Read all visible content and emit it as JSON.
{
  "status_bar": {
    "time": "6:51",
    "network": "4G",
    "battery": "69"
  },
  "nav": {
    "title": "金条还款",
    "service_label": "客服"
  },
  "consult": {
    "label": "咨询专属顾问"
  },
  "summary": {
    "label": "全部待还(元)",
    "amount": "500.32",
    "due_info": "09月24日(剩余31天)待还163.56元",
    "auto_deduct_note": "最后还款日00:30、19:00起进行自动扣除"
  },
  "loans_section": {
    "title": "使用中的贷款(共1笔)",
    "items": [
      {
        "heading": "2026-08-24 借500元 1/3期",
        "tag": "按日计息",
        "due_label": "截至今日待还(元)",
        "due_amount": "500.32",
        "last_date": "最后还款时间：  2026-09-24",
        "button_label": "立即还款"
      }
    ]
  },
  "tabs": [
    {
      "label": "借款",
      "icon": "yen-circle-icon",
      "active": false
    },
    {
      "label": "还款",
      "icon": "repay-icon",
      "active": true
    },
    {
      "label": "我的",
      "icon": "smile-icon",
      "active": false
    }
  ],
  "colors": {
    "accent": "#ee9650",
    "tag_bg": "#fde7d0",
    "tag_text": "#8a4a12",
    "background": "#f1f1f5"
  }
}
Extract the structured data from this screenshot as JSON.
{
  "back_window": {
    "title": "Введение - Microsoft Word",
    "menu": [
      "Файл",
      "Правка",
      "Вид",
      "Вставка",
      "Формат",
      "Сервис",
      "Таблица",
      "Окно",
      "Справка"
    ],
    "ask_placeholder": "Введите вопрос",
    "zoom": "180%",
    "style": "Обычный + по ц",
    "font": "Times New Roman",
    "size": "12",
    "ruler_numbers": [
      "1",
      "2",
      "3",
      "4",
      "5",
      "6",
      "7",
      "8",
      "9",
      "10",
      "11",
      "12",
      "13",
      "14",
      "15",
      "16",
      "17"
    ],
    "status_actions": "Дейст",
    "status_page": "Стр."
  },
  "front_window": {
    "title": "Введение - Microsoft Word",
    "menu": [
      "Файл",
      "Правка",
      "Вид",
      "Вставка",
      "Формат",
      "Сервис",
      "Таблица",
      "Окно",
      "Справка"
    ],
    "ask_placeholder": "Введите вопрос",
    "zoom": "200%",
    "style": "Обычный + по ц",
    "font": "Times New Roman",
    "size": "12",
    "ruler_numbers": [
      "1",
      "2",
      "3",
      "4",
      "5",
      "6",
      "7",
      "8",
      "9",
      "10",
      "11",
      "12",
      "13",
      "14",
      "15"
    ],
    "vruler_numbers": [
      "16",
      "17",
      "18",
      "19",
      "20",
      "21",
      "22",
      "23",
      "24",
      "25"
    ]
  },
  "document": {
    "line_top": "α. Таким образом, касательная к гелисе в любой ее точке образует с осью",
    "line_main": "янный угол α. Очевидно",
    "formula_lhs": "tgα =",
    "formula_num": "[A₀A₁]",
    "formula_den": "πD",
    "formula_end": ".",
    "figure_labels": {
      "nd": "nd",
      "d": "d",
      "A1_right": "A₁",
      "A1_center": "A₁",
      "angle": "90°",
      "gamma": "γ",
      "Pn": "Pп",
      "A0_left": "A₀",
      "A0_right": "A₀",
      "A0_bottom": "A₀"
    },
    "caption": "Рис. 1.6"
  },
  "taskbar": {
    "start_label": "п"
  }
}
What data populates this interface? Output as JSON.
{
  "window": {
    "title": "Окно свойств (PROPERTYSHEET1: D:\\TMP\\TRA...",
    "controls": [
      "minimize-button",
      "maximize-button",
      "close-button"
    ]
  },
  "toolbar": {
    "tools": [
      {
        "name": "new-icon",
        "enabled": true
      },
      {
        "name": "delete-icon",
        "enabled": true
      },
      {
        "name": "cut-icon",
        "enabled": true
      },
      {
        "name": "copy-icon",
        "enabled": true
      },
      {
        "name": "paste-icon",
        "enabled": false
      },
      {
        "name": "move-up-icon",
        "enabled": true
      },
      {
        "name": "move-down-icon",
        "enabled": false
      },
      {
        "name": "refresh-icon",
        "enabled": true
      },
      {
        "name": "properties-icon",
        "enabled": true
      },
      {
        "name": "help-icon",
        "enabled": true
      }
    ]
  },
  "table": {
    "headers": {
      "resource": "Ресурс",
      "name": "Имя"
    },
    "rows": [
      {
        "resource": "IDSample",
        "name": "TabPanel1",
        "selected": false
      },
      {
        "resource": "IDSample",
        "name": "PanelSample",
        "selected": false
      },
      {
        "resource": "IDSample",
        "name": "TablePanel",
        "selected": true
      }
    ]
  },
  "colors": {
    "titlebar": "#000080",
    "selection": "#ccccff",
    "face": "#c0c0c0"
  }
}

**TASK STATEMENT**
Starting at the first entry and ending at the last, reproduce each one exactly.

**RESPONSE TO THE EXERCISE**
Read all visible content and emit it as JSON.
{
  "status_bar": {
    "time": "6:51",
    "network": "4G",
    "battery": "69"
  },
  "nav": {
    "title": "金条还款",
    "service_label": "客服"
  },
  "consult": {
    "label": "咨询专属顾问"
  },
  "summary": {
    "label": "全部待还(元)",
    "amount": "500.32",
    "due_info": "09月24日(剩余31天)待还163.56元",
    "auto_deduct_note": "最后还款日00:30、19:00起进行自动扣除"
  },
  "loans_section": {
    "title": "使用中的贷款(共1笔)",
    "items": [
      {
        "heading": "2026-08-24 借500元 1/3期",
        "tag": "按日计息",
        "due_label": "截至今日待还(元)",
        "due_amount": "500.32",
        "last_date": "最后还款时间：  2026-09-24",
        "button_label": "立即还款"
      }
    ]
  },
  "tabs": [
    {
      "label": "借款",
      "icon": "yen-circle-icon",
      "active": false
    },
    {
      "label": "还款",
      "icon": "repay-icon",
      "active": true
    },
    {
      "label": "我的",
      "icon": "smile-icon",
      "active": false
    }
  ],
  "colors": {
    "accent": "#ee9650",
    "tag_bg": "#fde7d0",
    "tag_text": "#8a4a12",
    "background": "#f1f1f5"
  }
}
Extract the structured data from this screenshot as JSON.
{
  "back_window": {
    "title": "Введение - Microsoft Word",
    "menu": [
      "Файл",
      "Правка",
      "Вид",
      "Вставка",
      "Формат",
      "Сервис",
      "Таблица",
      "Окно",
      "Справка"
    ],
    "ask_placeholder": "Введите вопрос",
    "zoom": "180%",
    "style": "Обычный + по ц",
    "font": "Times New Roman",
    "size": "12",
    "ruler_numbers": [
      "1",
      "2",
      "3",
      "4",
      "5",
      "6",
      "7",
      "8",
      "9",
      "10",
      "11",
      "12",
      "13",
      "14",
      "15",
      "16",
      "17"
    ],
    "status_actions": "Дейст",
    "status_page": "Стр."
  },
  "front_window": {
    "title": "Введение - Microsoft Word",
    "menu": [
      "Файл",
      "Правка",
      "Вид",
      "Вставка",
      "Формат",
      "Сервис",
      "Таблица",
      "Окно",
      "Справка"
    ],
    "ask_placeholder": "Введите вопрос",
    "zoom": "200%",
    "style": "Обычный + по ц",
    "font": "Times New Roman",
    "size": "12",
    "ruler_numbers": [
      "1",
      "2",
      "3",
      "4",
      "5",
      "6",
      "7",
      "8",
      "9",
      "10",
      "11",
      "12",
      "13",
      "14",
      "15"
    ],
    "vruler_numbers": [
      "16",
      "17",
      "18",
      "19",
      "20",
      "21",
      "22",
      "23",
      "24",
      "25"
    ]
  },
  "document": {
    "line_top": "α. Таким образом, касательная к гелисе в любой ее точке образует с осью",
    "line_main": "янный угол α. Очевидно",
    "formula_lhs": "tgα =",
    "formula_num": "[A₀A₁]",
    "formula_den": "πD",
    "formula_end": ".",
    "figure_labels": {
      "nd": "nd",
      "d": "d",
      "A1_right": "A₁",
      "A1_center": "A₁",
      "angle": "90°",
      "gamma": "γ",
      "Pn": "Pп",
      "A0_left": "A₀",
      "A0_right": "A₀",
      "A0_bottom": "A₀"
    },
    "caption": "Рис. 1.6"
  },
  "taskbar": {
    "start_label": "п"
  }
}
What data populates this interface? Output as JSON.
{
  "window": {
    "title": "Окно свойств (PROPERTYSHEET1: D:\\TMP\\TRA...",
    "controls": [
      "minimize-button",
      "maximize-button",
      "close-button"
    ]
  },
  "toolbar": {
    "tools": [
      {
        "name": "new-icon",
        "enabled": true
      },
      {
        "name": "delete-icon",
        "enabled": true
      },
      {
        "name": "cut-icon",
        "enabled": true
      },
      {
        "name": "copy-icon",
        "enabled": true
      },
      {
        "name": "paste-icon",
        "enabled": false
      },
      {
        "name": "move-up-icon",
        "enabled": true
      },
      {
        "name": "move-down-icon",
        "enabled": false
      },
      {
        "name": "refresh-icon",
        "enabled": true
      },
      {
        "name": "properties-icon",
        "enabled": true
      },
      {
        "name": "help-icon",
        "enabled": true
      }
    ]
  },
  "table": {
    "headers": {
      "resource": "Ресурс",
      "name": "Имя"
    },
    "rows": [
      {
        "resource": "IDSample",
        "name": "TabPanel1",
        "selected": false
      },
      {
        "resource": "IDSample",
        "name": "PanelSample",
        "selected": false
      },
      {
        "resource": "IDSample",
        "name": "TablePanel",
        "selected": true
      }
    ]
  },
  "colors": {
    "titlebar": "#000080",
    "selection": "#ccccff",
    "face": "#c0c0c0"
  }
}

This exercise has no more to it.